▶ Task description: Each line of the records containing "Anderson" is to be copied out and returned.

▶ Supplied material:

━━━━

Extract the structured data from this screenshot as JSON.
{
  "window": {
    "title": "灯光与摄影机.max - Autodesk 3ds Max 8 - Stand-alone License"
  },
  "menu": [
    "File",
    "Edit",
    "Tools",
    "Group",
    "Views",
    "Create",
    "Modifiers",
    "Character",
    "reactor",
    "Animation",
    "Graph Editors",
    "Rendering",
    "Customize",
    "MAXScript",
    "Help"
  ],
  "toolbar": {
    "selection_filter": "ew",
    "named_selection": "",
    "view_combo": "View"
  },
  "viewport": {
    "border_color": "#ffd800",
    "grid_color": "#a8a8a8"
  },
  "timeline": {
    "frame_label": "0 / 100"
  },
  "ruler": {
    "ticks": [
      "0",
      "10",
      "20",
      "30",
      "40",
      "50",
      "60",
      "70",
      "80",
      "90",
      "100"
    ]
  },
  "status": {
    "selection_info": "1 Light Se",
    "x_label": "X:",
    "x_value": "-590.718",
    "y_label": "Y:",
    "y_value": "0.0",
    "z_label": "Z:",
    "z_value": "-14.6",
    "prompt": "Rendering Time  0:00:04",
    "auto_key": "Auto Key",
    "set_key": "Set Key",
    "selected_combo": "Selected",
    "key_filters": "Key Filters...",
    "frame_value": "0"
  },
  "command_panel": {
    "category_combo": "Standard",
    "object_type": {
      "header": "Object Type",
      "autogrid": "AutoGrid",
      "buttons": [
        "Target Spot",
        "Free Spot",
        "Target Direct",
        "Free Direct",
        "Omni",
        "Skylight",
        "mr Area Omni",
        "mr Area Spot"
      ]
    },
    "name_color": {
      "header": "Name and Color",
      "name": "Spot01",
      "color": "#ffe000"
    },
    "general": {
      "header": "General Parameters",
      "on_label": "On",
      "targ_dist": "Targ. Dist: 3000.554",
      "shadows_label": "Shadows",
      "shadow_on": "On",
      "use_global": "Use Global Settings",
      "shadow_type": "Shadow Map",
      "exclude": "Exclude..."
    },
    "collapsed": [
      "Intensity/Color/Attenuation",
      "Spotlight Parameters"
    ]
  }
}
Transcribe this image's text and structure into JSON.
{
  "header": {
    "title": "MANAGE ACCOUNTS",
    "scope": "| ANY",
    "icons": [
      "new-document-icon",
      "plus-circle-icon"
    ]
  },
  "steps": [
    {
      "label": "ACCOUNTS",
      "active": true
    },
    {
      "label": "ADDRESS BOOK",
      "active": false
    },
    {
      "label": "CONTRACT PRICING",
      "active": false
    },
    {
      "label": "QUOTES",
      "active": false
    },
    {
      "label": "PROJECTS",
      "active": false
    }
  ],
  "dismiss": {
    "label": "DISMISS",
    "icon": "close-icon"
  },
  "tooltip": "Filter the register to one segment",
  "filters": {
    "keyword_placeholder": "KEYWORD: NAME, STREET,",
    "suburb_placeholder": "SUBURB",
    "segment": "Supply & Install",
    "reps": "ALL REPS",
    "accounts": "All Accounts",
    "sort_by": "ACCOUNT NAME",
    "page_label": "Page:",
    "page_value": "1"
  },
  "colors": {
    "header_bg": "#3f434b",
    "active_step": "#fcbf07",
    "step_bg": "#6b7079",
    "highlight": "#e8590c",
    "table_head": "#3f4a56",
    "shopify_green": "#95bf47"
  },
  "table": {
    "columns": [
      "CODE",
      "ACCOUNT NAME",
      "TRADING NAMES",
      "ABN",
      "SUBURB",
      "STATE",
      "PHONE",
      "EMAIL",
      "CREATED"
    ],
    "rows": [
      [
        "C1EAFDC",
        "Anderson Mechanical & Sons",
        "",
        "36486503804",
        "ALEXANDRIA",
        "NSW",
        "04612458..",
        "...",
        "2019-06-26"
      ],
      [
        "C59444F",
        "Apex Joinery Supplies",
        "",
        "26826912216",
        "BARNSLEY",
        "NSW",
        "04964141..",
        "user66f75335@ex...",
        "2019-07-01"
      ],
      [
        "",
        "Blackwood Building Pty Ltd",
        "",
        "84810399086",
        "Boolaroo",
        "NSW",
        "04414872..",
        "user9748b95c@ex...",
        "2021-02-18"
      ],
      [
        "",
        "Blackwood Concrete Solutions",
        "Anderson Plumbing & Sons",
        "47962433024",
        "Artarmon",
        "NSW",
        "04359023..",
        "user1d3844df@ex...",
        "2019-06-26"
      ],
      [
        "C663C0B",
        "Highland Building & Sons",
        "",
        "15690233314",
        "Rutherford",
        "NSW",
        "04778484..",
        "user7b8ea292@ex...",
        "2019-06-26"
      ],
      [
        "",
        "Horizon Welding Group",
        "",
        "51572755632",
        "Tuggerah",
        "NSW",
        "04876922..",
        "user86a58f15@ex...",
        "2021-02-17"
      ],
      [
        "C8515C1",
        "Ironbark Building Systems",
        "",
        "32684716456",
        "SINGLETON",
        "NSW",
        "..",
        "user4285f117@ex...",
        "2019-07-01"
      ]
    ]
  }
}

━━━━

▶ Answer section:
        "Anderson Mechanical & Sons",
        "Anderson Plumbing & Sons",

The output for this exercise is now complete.